## PROMPT
Tally the lines below containing "Woodpecker" and report only the total.

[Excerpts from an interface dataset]
((

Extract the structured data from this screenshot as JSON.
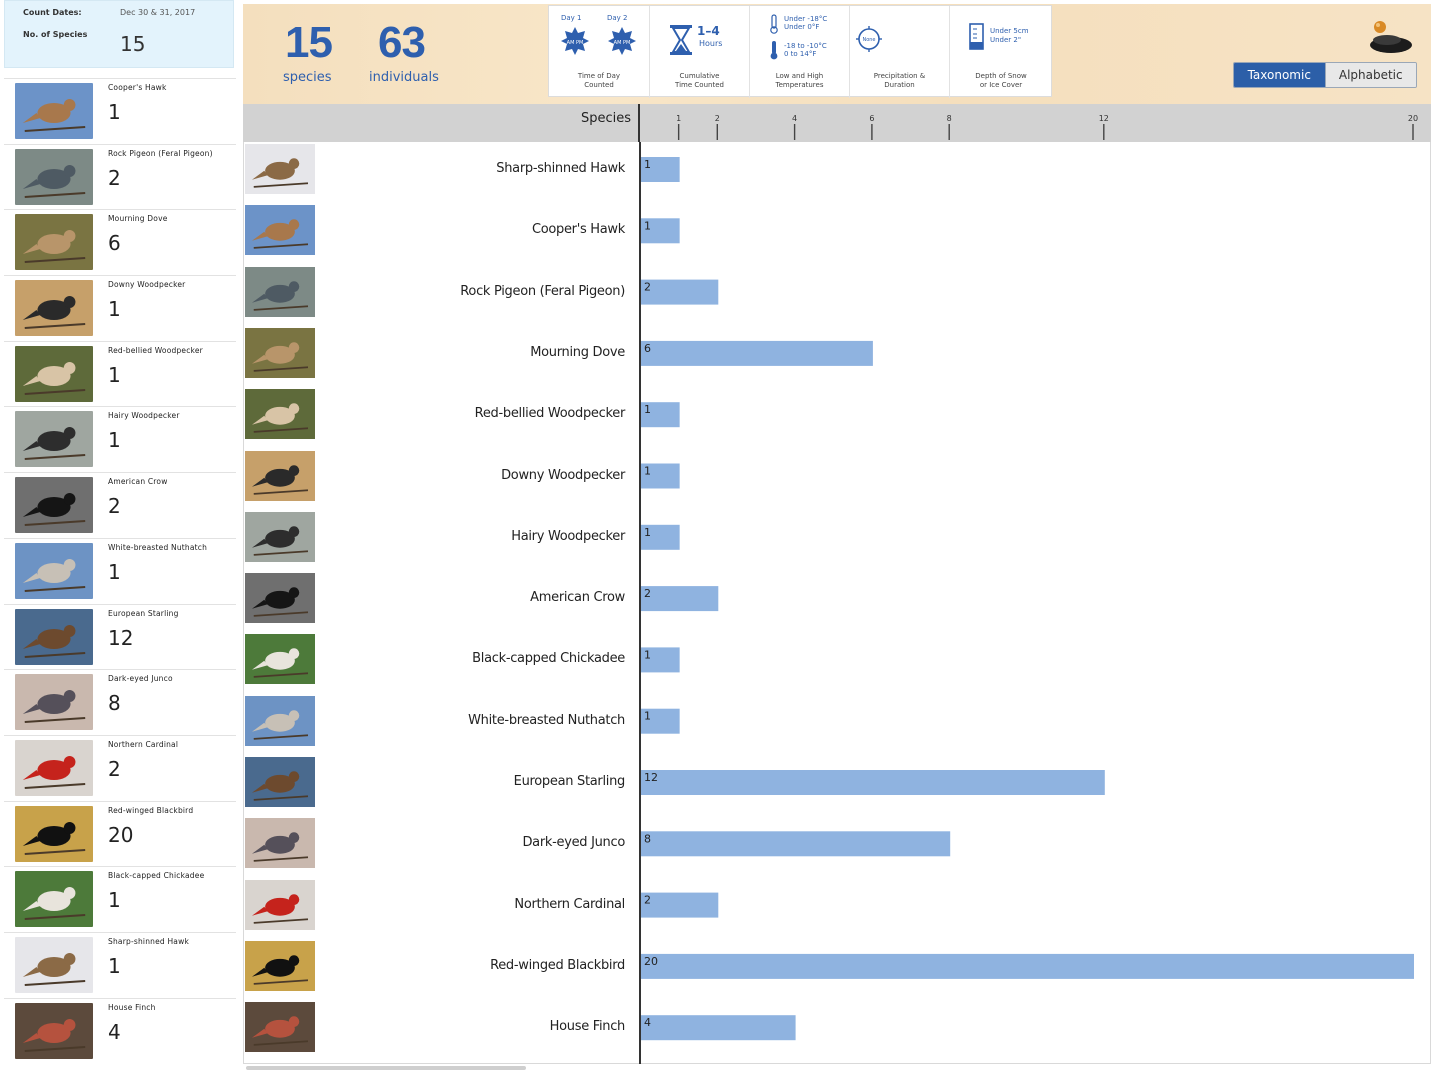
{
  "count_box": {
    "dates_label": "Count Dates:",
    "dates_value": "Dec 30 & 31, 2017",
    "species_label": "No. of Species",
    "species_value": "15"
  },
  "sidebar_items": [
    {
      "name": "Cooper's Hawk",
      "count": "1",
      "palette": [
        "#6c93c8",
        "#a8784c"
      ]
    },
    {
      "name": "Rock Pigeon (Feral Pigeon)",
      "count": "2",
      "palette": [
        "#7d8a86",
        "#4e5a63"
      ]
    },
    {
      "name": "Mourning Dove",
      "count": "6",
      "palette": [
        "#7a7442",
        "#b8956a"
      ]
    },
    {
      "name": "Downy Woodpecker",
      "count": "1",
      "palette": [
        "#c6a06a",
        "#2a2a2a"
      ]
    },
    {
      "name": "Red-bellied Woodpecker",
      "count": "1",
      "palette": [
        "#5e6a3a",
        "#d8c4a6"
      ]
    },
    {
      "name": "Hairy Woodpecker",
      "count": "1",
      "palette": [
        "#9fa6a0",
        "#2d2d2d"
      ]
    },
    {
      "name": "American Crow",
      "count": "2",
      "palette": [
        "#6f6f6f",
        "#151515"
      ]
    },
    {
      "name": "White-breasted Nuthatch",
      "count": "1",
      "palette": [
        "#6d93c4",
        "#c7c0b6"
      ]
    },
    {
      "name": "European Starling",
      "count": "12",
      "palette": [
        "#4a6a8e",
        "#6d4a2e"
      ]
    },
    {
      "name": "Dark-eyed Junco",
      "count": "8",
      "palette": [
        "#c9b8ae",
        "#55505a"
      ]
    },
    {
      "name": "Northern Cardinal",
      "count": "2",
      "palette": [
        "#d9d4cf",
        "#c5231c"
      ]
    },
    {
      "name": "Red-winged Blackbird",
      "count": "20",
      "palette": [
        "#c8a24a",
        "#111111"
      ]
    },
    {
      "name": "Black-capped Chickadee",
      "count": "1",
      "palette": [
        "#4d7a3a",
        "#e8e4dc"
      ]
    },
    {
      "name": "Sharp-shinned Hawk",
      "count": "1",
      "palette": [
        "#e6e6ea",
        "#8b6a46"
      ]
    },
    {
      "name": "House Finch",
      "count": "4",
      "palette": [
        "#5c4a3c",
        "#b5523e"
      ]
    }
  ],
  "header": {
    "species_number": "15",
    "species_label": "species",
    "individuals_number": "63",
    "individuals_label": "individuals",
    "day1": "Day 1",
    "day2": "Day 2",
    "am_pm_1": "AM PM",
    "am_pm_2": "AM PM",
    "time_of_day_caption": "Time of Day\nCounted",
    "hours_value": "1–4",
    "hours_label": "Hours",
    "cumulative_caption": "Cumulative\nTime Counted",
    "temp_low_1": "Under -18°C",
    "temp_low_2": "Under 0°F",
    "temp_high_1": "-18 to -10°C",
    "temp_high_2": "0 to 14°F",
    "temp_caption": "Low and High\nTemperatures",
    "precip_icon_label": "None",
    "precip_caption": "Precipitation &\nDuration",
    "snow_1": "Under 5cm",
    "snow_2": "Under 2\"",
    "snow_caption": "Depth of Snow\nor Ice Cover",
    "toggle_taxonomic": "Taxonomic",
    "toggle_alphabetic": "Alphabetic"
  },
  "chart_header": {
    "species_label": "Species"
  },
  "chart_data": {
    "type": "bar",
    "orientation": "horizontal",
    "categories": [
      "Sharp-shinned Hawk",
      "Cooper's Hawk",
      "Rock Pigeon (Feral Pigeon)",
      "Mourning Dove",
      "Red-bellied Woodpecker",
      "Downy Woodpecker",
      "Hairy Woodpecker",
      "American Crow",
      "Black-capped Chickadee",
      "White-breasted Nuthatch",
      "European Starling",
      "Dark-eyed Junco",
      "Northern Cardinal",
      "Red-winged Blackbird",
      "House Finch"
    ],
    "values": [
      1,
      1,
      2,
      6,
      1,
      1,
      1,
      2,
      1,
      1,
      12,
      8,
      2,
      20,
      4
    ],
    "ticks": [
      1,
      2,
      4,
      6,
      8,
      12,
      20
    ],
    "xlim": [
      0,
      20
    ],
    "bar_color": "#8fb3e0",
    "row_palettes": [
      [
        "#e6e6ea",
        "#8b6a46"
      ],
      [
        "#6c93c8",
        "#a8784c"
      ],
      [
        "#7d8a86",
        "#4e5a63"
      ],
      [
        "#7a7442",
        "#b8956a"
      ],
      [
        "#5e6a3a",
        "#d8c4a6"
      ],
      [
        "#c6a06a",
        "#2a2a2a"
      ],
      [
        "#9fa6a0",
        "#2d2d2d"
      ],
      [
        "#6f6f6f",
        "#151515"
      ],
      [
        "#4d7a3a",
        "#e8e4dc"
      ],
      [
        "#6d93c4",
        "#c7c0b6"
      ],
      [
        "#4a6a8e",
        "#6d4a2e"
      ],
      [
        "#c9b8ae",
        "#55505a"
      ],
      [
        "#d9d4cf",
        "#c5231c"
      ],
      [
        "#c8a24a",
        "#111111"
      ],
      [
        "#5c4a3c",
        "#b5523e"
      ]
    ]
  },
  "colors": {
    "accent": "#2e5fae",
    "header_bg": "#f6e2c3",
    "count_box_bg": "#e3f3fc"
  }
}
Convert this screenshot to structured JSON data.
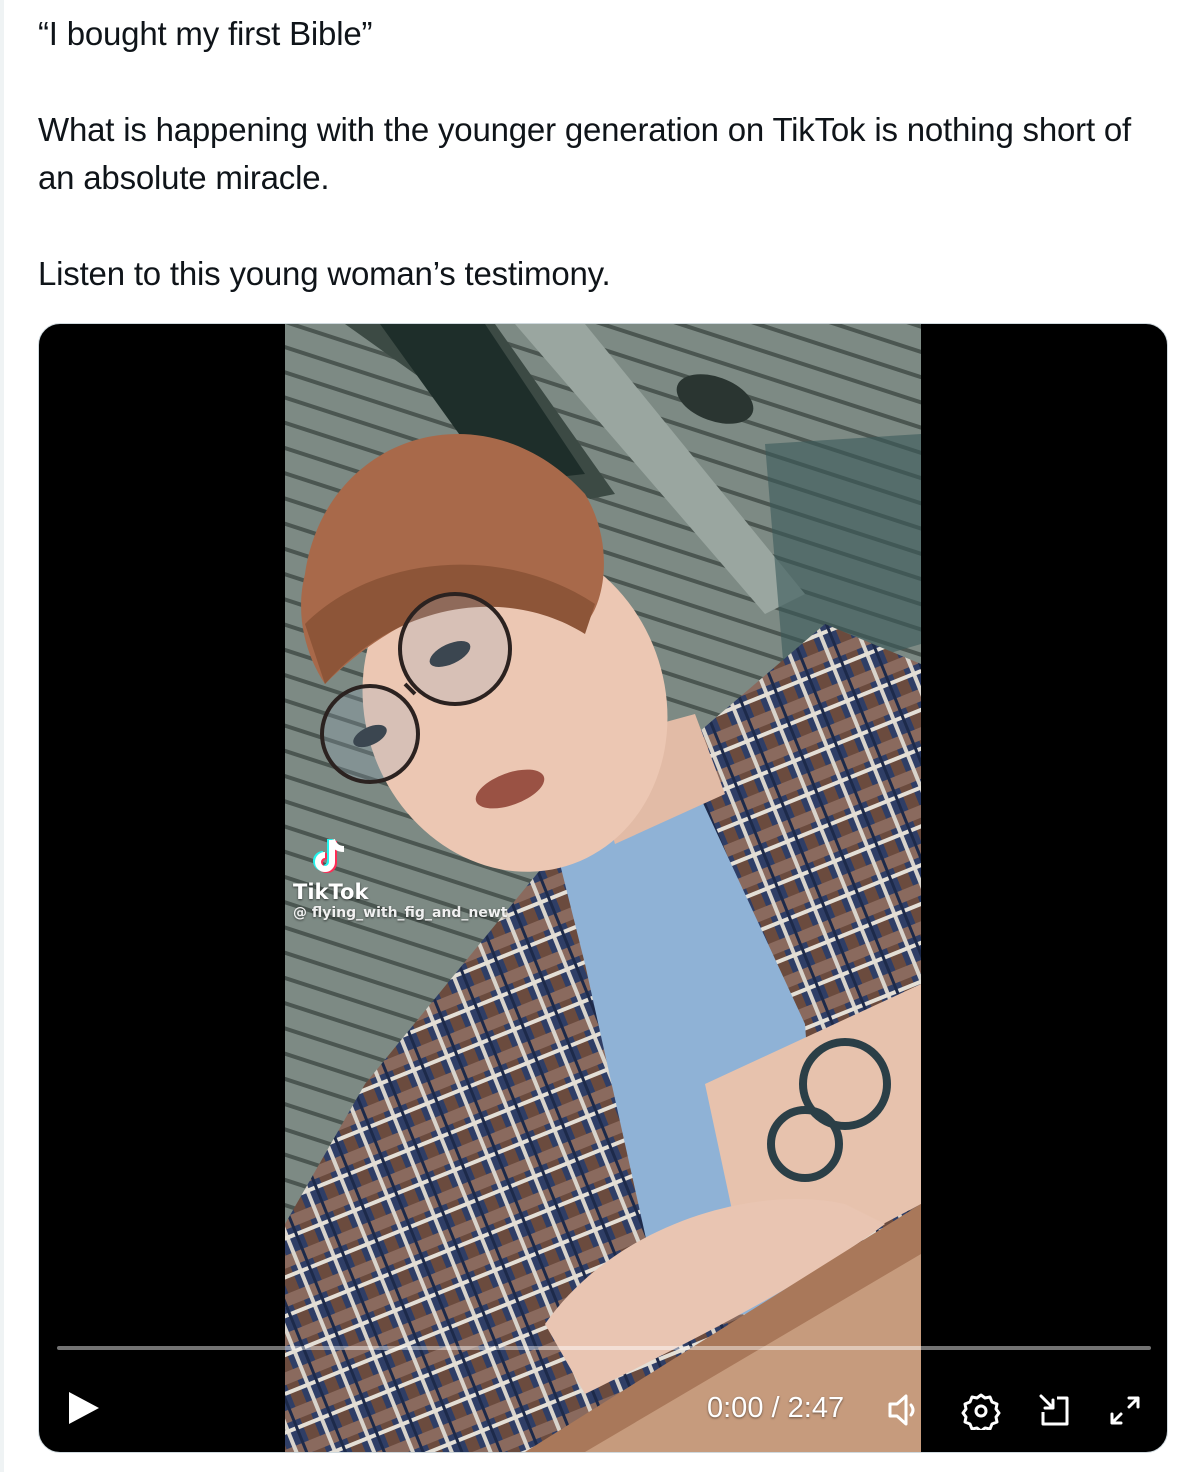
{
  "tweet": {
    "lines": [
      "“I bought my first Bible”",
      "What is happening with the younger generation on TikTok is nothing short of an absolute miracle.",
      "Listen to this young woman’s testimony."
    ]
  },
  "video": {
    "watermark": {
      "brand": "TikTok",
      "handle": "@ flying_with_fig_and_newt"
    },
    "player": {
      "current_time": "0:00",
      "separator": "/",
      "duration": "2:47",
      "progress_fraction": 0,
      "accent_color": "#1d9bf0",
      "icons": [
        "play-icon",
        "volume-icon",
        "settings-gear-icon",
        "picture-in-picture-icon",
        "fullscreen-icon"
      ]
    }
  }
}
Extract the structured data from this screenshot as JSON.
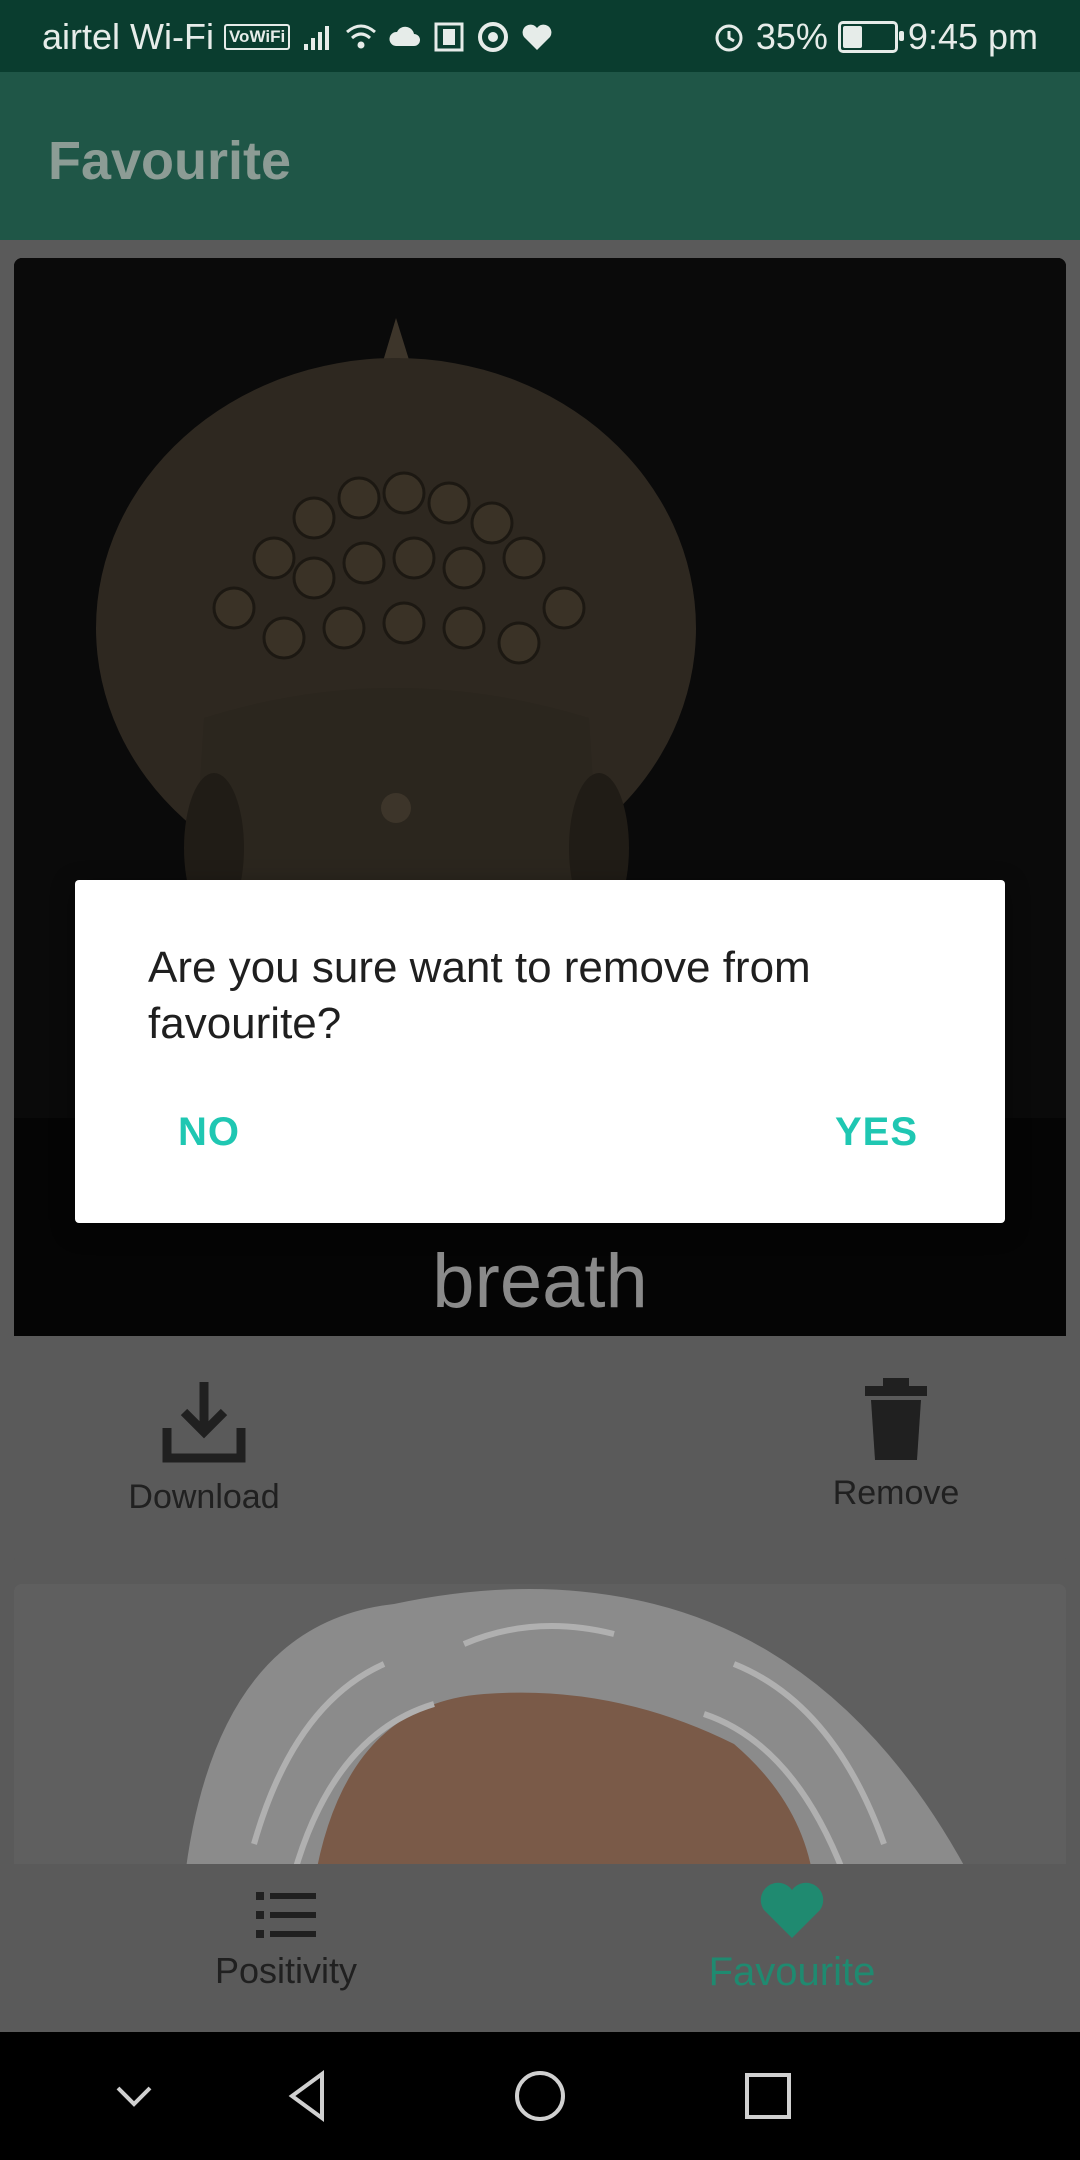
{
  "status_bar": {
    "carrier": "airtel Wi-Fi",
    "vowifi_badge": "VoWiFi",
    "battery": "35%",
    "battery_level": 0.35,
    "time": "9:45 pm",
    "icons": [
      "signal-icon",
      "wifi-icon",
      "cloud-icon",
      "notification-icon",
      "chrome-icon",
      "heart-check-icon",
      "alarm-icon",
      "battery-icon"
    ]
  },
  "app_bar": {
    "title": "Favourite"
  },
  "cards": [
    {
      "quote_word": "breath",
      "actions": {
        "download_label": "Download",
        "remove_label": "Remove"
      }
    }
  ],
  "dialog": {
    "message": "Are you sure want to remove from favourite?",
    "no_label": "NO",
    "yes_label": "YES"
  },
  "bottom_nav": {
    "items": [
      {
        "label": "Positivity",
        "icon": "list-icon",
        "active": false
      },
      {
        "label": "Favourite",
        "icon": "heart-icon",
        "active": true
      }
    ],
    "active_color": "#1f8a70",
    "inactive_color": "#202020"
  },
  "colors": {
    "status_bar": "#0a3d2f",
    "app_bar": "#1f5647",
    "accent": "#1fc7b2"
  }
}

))

## EXERCISE OUTPUT
6